Given data:
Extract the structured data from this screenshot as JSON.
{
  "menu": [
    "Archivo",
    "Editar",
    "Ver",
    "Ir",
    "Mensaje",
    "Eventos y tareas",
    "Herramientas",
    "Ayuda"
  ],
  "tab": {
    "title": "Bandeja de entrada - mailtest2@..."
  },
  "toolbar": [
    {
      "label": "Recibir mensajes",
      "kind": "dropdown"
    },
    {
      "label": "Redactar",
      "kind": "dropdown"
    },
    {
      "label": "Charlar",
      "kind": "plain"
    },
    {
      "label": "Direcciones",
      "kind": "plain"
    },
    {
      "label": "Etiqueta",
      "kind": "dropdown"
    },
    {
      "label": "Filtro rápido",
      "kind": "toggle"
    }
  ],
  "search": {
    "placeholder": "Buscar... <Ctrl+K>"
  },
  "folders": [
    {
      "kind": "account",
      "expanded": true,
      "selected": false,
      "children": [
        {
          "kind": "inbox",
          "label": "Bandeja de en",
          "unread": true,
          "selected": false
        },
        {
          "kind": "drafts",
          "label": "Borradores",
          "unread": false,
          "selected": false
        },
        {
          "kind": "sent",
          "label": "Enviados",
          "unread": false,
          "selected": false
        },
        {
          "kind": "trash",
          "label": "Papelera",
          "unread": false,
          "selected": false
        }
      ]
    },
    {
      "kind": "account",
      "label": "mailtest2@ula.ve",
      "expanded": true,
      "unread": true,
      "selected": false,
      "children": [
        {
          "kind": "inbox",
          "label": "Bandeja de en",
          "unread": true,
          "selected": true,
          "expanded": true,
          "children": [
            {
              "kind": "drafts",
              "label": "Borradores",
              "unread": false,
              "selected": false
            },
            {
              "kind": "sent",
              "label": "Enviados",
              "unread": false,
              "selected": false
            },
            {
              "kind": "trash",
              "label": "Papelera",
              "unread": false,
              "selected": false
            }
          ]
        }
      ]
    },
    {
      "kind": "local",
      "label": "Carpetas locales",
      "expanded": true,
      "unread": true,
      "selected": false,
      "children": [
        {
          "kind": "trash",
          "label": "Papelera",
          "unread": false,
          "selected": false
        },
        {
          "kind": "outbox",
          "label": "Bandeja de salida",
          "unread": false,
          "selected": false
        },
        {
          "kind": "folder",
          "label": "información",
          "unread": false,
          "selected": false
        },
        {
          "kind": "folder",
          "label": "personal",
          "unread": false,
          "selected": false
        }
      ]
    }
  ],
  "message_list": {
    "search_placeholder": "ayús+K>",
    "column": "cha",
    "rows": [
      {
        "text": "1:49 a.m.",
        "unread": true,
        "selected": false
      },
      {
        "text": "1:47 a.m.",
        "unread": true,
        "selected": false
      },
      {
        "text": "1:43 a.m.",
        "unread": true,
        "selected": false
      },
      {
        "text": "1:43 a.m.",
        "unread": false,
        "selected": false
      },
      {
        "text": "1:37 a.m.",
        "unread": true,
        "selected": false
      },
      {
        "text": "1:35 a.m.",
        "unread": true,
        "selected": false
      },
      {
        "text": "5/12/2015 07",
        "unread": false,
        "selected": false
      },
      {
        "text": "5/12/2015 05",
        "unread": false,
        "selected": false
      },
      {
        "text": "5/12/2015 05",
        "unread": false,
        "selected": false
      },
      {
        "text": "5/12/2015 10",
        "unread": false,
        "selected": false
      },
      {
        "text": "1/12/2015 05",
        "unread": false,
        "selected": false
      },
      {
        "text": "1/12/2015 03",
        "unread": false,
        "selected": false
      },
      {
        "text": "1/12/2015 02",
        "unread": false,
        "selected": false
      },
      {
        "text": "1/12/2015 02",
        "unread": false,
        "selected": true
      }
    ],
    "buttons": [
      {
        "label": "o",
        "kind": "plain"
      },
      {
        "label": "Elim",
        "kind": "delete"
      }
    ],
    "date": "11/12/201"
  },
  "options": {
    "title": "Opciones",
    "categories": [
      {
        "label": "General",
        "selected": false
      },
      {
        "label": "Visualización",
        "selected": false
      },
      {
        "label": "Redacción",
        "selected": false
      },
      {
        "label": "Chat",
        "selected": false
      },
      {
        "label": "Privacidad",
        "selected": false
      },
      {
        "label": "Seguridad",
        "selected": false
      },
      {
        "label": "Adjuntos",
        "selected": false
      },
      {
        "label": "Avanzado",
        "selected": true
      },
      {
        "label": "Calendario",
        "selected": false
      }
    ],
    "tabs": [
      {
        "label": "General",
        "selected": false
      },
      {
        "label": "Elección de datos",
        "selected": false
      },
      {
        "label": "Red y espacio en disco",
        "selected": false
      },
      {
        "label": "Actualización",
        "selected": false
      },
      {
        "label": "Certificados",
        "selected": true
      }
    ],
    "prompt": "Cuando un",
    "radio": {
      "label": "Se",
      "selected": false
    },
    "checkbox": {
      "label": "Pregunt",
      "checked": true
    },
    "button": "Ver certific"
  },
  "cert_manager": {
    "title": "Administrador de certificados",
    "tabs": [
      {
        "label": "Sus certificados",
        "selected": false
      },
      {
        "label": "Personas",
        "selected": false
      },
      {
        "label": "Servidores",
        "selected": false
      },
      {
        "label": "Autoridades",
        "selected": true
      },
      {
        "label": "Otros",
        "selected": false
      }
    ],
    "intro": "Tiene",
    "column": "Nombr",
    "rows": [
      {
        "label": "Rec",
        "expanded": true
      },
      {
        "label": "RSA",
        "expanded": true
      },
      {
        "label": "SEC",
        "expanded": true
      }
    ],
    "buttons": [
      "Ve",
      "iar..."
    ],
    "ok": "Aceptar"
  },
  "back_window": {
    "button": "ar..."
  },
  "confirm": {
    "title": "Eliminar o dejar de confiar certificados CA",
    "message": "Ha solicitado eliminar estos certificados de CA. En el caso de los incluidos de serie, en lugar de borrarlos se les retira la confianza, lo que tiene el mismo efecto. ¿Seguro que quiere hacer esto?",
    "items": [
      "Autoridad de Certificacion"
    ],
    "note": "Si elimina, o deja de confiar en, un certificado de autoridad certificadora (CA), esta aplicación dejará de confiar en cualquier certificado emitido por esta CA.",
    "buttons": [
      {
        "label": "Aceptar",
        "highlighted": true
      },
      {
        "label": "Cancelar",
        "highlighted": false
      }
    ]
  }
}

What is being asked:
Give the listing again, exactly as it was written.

Task solution:
Extract the structured data from this screenshot as JSON.
{
  "menu": [
    "Archivo",
    "Editar",
    "Ver",
    "Ir",
    "Mensaje",
    "Eventos y tareas",
    "Herramientas",
    "Ayuda"
  ],
  "tab": {
    "title": "Bandeja de entrada - mailtest2@..."
  },
  "toolbar": [
    {
      "label": "Recibir mensajes",
      "kind": "dropdown"
    },
    {
      "label": "Redactar",
      "kind": "dropdown"
    },
    {
      "label": "Charlar",
      "kind": "plain"
    },
    {
      "label": "Direcciones",
      "kind": "plain"
    },
    {
      "label": "Etiqueta",
      "kind": "dropdown"
    },
    {
      "label": "Filtro rápido",
      "kind": "toggle"
    }
  ],
  "search": {
    "placeholder": "Buscar... <Ctrl+K>"
  },
  "folders": [
    {
      "kind": "account",
      "expanded": true,
      "selected": false,
      "children": [
        {
          "kind": "inbox",
          "label": "Bandeja de en",
          "unread": true,
          "selected": false
        },
        {
          "kind": "drafts",
          "label": "Borradores",
          "unread": false,
          "selected": false
        },
        {
          "kind": "sent",
          "label": "Enviados",
          "unread": false,
          "selected": false
        },
        {
          "kind": "trash",
          "label": "Papelera",
          "unread": false,
          "selected": false
        }
      ]
    },
    {
      "kind": "account",
      "label": "mailtest2@ula.ve",
      "expanded": true,
      "unread": true,
      "selected": false,
      "children": [
        {
          "kind": "inbox",
          "label": "Bandeja de en",
          "unread": true,
          "selected": true,
          "expanded": true,
          "children": [
            {
              "kind": "drafts",
              "label": "Borradores",
              "unread": false,
              "selected": false
            },
            {
              "kind": "sent",
              "label": "Enviados",
              "unread": false,
              "selected": false
            },
            {
              "kind": "trash",
              "label": "Papelera",
              "unread": false,
              "selected": false
            }
          ]
        }
      ]
    },
    {
      "kind": "local",
      "label": "Carpetas locales",
      "expanded": true,
      "unread": true,
      "selected": false,
      "children": [
        {
          "kind": "trash",
          "label": "Papelera",
          "unread": false,
          "selected": false
        },
        {
          "kind": "outbox",
          "label": "Bandeja de salida",
          "unread": false,
          "selected": false
        },
        {
          "kind": "folder",
          "label": "información",
          "unread": false,
          "selected": false
        },
        {
          "kind": "folder",
          "label": "personal",
          "unread": false,
          "selected": false
        }
      ]
    }
  ],
  "message_list": {
    "search_placeholder": "ayús+K>",
    "column": "cha",
    "rows": [
      {
        "text": "1:49 a.m.",
        "unread": true,
        "selected": false
      },
      {
        "text": "1:47 a.m.",
        "unread": true,
        "selected": false
      },
      {
        "text": "1:43 a.m.",
        "unread": true,
        "selected": false
      },
      {
        "text": "1:43 a.m.",
        "unread": false,
        "selected": false
      },
      {
        "text": "1:37 a.m.",
        "unread": true,
        "selected": false
      },
      {
        "text": "1:35 a.m.",
        "unread": true,
        "selected": false
      },
      {
        "text": "5/12/2015 07",
        "unread": false,
        "selected": false
      },
      {
        "text": "5/12/2015 05",
        "unread": false,
        "selected": false
      },
      {
        "text": "5/12/2015 05",
        "unread": false,
        "selected": false
      },
      {
        "text": "5/12/2015 10",
        "unread": false,
        "selected": false
      },
      {
        "text": "1/12/2015 05",
        "unread": false,
        "selected": false
      },
      {
        "text": "1/12/2015 03",
        "unread": false,
        "selected": false
      },
      {
        "text": "1/12/2015 02",
        "unread": false,
        "selected": false
      },
      {
        "text": "1/12/2015 02",
        "unread": false,
        "selected": true
      }
    ],
    "buttons": [
      {
        "label": "o",
        "kind": "plain"
      },
      {
        "label": "Elim",
        "kind": "delete"
      }
    ],
    "date": "11/12/201"
  },
  "options": {
    "title": "Opciones",
    "categories": [
      {
        "label": "General",
        "selected": false
      },
      {
        "label": "Visualización",
        "selected": false
      },
      {
        "label": "Redacción",
        "selected": false
      },
      {
        "label": "Chat",
        "selected": false
      },
      {
        "label": "Privacidad",
        "selected": false
      },
      {
        "label": "Seguridad",
        "selected": false
      },
      {
        "label": "Adjuntos",
        "selected": false
      },
      {
        "label": "Avanzado",
        "selected": true
      },
      {
        "label": "Calendario",
        "selected": false
      }
    ],
    "tabs": [
      {
        "label": "General",
        "selected": false
      },
      {
        "label": "Elección de datos",
        "selected": false
      },
      {
        "label": "Red y espacio en disco",
        "selected": false
      },
      {
        "label": "Actualización",
        "selected": false
      },
      {
        "label": "Certificados",
        "selected": true
      }
    ],
    "prompt": "Cuando un",
    "radio": {
      "label": "Se",
      "selected": false
    },
    "checkbox": {
      "label": "Pregunt",
      "checked": true
    },
    "button": "Ver certific"
  },
  "cert_manager": {
    "title": "Administrador de certificados",
    "tabs": [
      {
        "label": "Sus certificados",
        "selected": false
      },
      {
        "label": "Personas",
        "selected": false
      },
      {
        "label": "Servidores",
        "selected": false
      },
      {
        "label": "Autoridades",
        "selected": true
      },
      {
        "label": "Otros",
        "selected": false
      }
    ],
    "intro": "Tiene",
    "column": "Nombr",
    "rows": [
      {
        "label": "Rec",
        "expanded": true
      },
      {
        "label": "RSA",
        "expanded": true
      },
      {
        "label": "SEC",
        "expanded": true
      }
    ],
    "buttons": [
      "Ve",
      "iar..."
    ],
    "ok": "Aceptar"
  },
  "back_window": {
    "button": "ar..."
  },
  "confirm": {
    "title": "Eliminar o dejar de confiar certificados CA",
    "message": "Ha solicitado eliminar estos certificados de CA. En el caso de los incluidos de serie, en lugar de borrarlos se les retira la confianza, lo que tiene el mismo efecto. ¿Seguro que quiere hacer esto?",
    "items": [
      "Autoridad de Certificacion"
    ],
    "note": "Si elimina, o deja de confiar en, un certificado de autoridad certificadora (CA), esta aplicación dejará de confiar en cualquier certificado emitido por esta CA.",
    "buttons": [
      {
        "label": "Aceptar",
        "highlighted": true
      },
      {
        "label": "Cancelar",
        "highlighted": false
      }
    ]
  }
}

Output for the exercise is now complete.